When Supported People can Help Others Improve their Support
Many thanks to Paddy Carstairs, Development Worker (NIN) at ARC Scotland, for this guest blog describing the recent Talking Mats ‘Charter for Involvement’ project.
The National Involvement Network (NIN) is a large group of people who get support from different organisations across Scotland. Members meet to share ideas and experiences of being involved in things that affect their lives. In 2015 NIN published the Charter for Involvement. The Charter explains in their own words how people want to be more involved in:
- the support they receive
- the organisations that support them
- the wider community
Organisations are invited to sign up to the Charter. This means making a commitment to put the Charter into practice. At time of writing 81 organisations, including 7 H&SCPs have done so.
NIN members wanted to make sure that more people could engage with the Charter. In particular it wanted to help people express their views on living independently and taking part in their communities.
In partnership with Talking Mats and ARC Scotland eight NIN members trained in how to use a Talking Mat. They then created and designed a Talking Mat for the Charter for Involvement, using images that featured in the Charter. The theme was “Taking Part” and came in two stages, firstly using concrete images and then more abstract ones. A film was made to record the experience of NIN members developing and trying out the new tool.
With the help of the organisations that support them, NIN members piloted the new Charter Talking Mat and conducted 60 interviews with supported people. This helped everyone learn about what worked well and not so well, and changes were able to be made.
Just as importantly, it showed that people who get support were able to use a Talking Mat to help other supported people make changes and improve the support they receive. NIN members found that when thinkers gave a card the thumbs down, as listeners they were able to support people to seek changes to their support that they wanted, or pass on information that would help improve their lives. Some thinkers said they felt more comfortable doing the Talking Mat with another person who gets support.
These experiences have been recorded in a film called Talking Mats Stories. In it NIN members describe the impact the Charter Talking Mat has had, the changes that were made possible to enable people do things they wanted, and the confidence and satisfaction they drew from being able to help other supported people.
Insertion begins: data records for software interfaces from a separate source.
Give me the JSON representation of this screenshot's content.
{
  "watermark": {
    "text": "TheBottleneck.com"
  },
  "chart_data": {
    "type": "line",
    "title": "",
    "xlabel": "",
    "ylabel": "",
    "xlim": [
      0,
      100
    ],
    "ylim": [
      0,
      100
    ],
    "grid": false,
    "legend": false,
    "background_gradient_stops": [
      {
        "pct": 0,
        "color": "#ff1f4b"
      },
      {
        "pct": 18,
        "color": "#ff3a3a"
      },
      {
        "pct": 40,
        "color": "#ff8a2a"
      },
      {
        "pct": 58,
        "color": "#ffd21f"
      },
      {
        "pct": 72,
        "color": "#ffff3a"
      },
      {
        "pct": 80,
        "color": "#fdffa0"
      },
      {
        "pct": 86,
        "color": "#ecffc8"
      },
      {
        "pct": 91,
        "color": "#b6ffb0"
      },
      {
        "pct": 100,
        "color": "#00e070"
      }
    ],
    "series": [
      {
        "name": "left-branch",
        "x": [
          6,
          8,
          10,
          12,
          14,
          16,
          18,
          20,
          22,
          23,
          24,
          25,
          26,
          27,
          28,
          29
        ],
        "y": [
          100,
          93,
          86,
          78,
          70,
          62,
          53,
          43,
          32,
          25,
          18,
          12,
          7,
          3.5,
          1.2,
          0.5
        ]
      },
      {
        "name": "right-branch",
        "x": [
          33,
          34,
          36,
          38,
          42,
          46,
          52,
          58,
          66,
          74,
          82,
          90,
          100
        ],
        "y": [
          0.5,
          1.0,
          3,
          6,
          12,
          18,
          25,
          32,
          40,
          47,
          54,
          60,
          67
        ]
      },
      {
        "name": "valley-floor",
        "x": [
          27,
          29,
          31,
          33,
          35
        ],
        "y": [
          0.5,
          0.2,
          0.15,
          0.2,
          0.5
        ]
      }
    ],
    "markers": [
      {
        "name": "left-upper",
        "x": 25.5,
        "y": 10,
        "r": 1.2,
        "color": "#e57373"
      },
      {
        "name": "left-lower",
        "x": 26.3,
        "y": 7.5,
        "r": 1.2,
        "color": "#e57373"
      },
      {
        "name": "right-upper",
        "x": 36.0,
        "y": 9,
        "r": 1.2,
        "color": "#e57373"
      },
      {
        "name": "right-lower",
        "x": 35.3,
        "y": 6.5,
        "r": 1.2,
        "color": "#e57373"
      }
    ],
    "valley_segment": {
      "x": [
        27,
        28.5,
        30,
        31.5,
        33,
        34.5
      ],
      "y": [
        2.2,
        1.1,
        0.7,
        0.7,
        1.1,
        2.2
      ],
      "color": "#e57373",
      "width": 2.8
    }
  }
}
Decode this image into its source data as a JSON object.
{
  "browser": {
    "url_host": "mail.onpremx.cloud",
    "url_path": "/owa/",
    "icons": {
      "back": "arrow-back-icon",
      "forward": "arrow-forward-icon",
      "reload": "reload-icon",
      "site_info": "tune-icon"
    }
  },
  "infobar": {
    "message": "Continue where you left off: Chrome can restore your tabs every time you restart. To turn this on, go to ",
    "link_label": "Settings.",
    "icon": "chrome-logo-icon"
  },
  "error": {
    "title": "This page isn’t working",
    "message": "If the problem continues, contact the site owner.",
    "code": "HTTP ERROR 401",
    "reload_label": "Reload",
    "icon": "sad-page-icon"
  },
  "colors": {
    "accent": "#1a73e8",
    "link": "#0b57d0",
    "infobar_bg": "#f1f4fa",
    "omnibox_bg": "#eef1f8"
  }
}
Talking Mats Stories can be viewed at https://www.youtube.com/watch?v=1aer7v4fyFU&t=3s
Or by visiting the NIN page on the ARC Scotland website – https://arcscotland.org.uk/involvement/national-involvement-network/
Talking Mats Stories was produced by Media Education
Organisations that supported NIN members to produce the Charter Talking Mats were: the Action Group, Hansel, Turning Point Scotland, Cornerstone, Streets Ahead Borders, the Redwoods Caring Foundation and Hillcrest Futures (formerly Gowrie Care)
Development Worker (NIN)
If you are interested in finding out about Talking Mats Projects check out this link – https://www.talkingmats.com/projects/
And do get in touch if you’d like to discuss any potential projects – we would love to hear from you!